THE PROBLEM
The data should be restated word for word, in full.

DATA SUPPLIED
= = =

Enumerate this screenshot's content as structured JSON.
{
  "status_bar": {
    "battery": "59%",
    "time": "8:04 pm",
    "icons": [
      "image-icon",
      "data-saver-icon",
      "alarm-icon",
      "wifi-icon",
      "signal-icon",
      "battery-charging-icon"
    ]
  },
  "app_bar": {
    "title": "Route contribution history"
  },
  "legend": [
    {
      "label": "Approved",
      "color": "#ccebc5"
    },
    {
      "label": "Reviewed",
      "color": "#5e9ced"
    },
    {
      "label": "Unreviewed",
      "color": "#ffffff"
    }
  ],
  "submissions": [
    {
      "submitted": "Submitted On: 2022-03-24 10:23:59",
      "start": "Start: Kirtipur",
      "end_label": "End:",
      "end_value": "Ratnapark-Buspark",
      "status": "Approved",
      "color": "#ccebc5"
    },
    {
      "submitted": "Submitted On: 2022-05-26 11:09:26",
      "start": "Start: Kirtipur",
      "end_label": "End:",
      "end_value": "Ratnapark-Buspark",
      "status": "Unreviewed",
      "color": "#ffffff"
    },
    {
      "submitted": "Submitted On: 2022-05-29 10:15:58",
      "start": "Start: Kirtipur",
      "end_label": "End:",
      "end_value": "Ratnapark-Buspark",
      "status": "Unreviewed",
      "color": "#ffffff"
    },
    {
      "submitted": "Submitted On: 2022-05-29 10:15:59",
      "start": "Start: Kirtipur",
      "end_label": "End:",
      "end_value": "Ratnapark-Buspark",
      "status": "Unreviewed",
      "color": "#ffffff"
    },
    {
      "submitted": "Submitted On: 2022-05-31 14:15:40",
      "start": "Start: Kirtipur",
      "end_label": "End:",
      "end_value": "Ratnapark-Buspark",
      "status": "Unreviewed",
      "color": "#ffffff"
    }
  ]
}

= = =

THE ANSWER
Enumerate this screenshot's content as structured JSON.
{
  "status_bar": {
    "battery": "59%",
    "time": "8:04 pm",
    "icons": [
      "image-icon",
      "data-saver-icon",
      "alarm-icon",
      "wifi-icon",
      "signal-icon",
      "battery-charging-icon"
    ]
  },
  "app_bar": {
    "title": "Route contribution history"
  },
  "legend": [
    {
      "label": "Approved",
      "color": "#ccebc5"
    },
    {
      "label": "Reviewed",
      "color": "#5e9ced"
    },
    {
      "label": "Unreviewed",
      "color": "#ffffff"
    }
  ],
  "submissions": [
    {
      "submitted": "Submitted On: 2022-03-24 10:23:59",
      "start": "Start: Kirtipur",
      "end_label": "End:",
      "end_value": "Ratnapark-Buspark",
      "status": "Approved",
      "color": "#ccebc5"
    },
    {
      "submitted": "Submitted On: 2022-05-26 11:09:26",
      "start": "Start: Kirtipur",
      "end_label": "End:",
      "end_value": "Ratnapark-Buspark",
      "status": "Unreviewed",
      "color": "#ffffff"
    },
    {
      "submitted": "Submitted On: 2022-05-29 10:15:58",
      "start": "Start: Kirtipur",
      "end_label": "End:",
      "end_value": "Ratnapark-Buspark",
      "status": "Unreviewed",
      "color": "#ffffff"
    },
    {
      "submitted": "Submitted On: 2022-05-29 10:15:59",
      "start": "Start: Kirtipur",
      "end_label": "End:",
      "end_value": "Ratnapark-Buspark",
      "status": "Unreviewed",
      "color": "#ffffff"
    },
    {
      "submitted": "Submitted On: 2022-05-31 14:15:40",
      "start": "Start: Kirtipur",
      "end_label": "End:",
      "end_value": "Ratnapark-Buspark",
      "status": "Unreviewed",
      "color": "#ffffff"
    }
  ]
}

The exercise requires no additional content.